DOHA (VN) — The Tour of Qatar opens Sunday and gets riders into gear ahead of the spring classics back in Europe. The six-day stage race in the Arabian Gulf will see classics stars such as Fabian Cancellara (RadioShack-Leopard) mixing it up with sprinters like Mark Cavendish (Omega Pharma-Quick Step) in an attempt to polish their form for the cobbles.
“We get more and more requests from the teams to race in Qatar,” race representative Eddy Merckx said Monday. “It’s amazing, at the start we had to ask teams to come here; now they come to us. It shows this race is an important event ahead of the spring.”
After Qatar, many riders will head to the Tour of Oman or right into the European classics season. The northern classics truly get going at the end of February with the Omloop Het Nieuwsblad and the Kuurne-Brussels-Kuurne semi-classics, but the foundation for the cobbles season starts to take shape on Sunday in the dry, hot wind. To deal with the North Sea winds and speed, the riders need to be on track in Qatar. Since its 2002 inception, the Qatari tour has produced all but three Paris-Roubaix champions.
The Tour of Qatar is not just a prep race for the big exam, but also a prestigious title in its own right. If Merckx is the race’s patriarch, Tom Boonen (Omega Pharma) is its king. Boonen won for the fourth time last year in the race’s 11th edition. An elbow injury sustained in training in January, however, is stopping him from returning to his beloved race.
Tyler Farrar (Garmin-Sharp) went head-to-head last year with Boonen for the Qatari title. The American is back, as are Sky’s classics man Ian Stannard, former classics heir-apparent Matti Breschel (Saxo-Tinkoff), Vuelta a España points champion John Degenkolb (Argos-Shimano), and veteran Juan Antonio Flecha (Vacansoleil-DCM). Besides good form, they’ll be chasing the race leader’s golden jersey, 100 UCI points from the 2.HC-ranked race and $13,400 [€10,000].
The riders, this year 144, face wind and sprints everyday. The peninsula, sticking out in the gulf from Saudi Arabia, features very few roads, but the ones that are here are racked by gulf wind.
The survivors and winners after six days of racing will travel out of the Doha International Airport, a launch pad of sorts to the European races and cobbles success.
As Merckx said, in the beginning the race was a bit of an unknown. The major teams needed persuading to head off to the Middle East to race in the desert, where fans were sparse.
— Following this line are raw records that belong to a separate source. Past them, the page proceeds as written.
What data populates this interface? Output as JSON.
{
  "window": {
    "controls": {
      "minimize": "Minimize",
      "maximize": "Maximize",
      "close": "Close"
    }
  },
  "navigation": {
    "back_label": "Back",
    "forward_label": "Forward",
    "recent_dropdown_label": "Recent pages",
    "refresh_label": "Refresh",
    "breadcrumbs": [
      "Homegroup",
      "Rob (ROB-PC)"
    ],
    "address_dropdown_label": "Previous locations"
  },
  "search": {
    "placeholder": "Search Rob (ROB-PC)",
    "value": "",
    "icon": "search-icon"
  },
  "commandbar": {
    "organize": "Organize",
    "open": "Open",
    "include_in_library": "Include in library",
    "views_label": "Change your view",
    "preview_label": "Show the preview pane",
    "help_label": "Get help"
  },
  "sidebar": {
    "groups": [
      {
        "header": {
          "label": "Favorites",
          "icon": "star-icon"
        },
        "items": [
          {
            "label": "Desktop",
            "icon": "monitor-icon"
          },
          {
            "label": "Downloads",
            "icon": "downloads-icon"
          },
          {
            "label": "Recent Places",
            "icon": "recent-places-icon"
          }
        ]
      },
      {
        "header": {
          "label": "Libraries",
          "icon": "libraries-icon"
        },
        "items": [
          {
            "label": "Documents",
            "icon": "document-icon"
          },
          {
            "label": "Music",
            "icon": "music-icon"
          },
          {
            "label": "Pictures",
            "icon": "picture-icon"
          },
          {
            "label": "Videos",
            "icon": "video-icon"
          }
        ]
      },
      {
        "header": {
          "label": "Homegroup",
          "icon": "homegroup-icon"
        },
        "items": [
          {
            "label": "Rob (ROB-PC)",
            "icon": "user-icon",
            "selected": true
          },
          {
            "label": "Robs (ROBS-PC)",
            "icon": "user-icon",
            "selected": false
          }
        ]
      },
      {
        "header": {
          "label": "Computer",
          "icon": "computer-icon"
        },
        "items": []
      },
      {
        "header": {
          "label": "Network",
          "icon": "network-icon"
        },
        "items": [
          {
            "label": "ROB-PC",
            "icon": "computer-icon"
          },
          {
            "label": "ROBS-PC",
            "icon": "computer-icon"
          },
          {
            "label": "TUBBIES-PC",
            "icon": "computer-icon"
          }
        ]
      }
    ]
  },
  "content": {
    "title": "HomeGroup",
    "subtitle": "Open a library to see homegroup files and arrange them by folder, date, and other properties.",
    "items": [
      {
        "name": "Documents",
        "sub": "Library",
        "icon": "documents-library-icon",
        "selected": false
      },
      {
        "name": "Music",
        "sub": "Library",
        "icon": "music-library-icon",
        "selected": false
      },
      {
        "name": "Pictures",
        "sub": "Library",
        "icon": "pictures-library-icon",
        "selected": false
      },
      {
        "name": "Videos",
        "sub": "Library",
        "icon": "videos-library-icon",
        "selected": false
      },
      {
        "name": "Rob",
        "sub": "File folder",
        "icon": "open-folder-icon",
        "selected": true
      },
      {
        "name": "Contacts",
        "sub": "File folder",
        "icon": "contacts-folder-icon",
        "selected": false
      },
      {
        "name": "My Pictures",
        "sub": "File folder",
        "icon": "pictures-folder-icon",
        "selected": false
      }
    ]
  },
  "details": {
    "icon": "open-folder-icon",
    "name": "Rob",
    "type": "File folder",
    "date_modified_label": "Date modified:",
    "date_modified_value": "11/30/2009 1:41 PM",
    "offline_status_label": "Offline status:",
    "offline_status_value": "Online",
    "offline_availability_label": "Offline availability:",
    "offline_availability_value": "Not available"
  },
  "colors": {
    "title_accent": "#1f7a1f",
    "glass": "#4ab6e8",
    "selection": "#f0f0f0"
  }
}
The race grew, though, with Boonen’s rise. When he won his first edition in 2006, the event was already ranked 2.1 with the UCI. It now runs six days and ranks hors classe in the Asia Tour — the top ranking outside of the WorldTour.
Qatar’s cycling federation president, Sheikh Khalid Bin Ali Al Thani said Monday, “My dream is to see a local Doha kid one day standing on the podium.”
The race featured a local team in years past, but now features most of the major first and second division teams. With its wind and flats, the wins inevitably go to hard men who excel in races like Paris-Roubaix, men like Boonen (2006, 2008, 2009 and 2012) and Robbie Hunter (2004).
Germany’s Thorsten Wilhems won the first edition in 2002. Aussie Mark Renshaw became the only non-European to win in 2011.
Cancellara has ripped across Qatar’s peninsula a couple of times. Last year, he shot off in the final five kilometers of the fourth leg to the country’s northern tip. Making it seem more classics than Qatar, Boonen bridged with Tom Veelers and Juan Antonio Flecha following.
2002 Thorsten Wilhelms (Ger)
2003 Alberto Loddo (Ita)
2004 Robert Hunter (RSA)
2005 Lars Michaelsen (Den)
2006 Tom Boonen (Bel)
2007 Wilfried Cretskens (Bel)
2008 Tom Boonen (Bel)
2009 Tom Boonen (Bel)
2010 Wouter Mol (Ned)
2011 Mark Renshaw (Aus)
2012 Tom Boonen (Bel)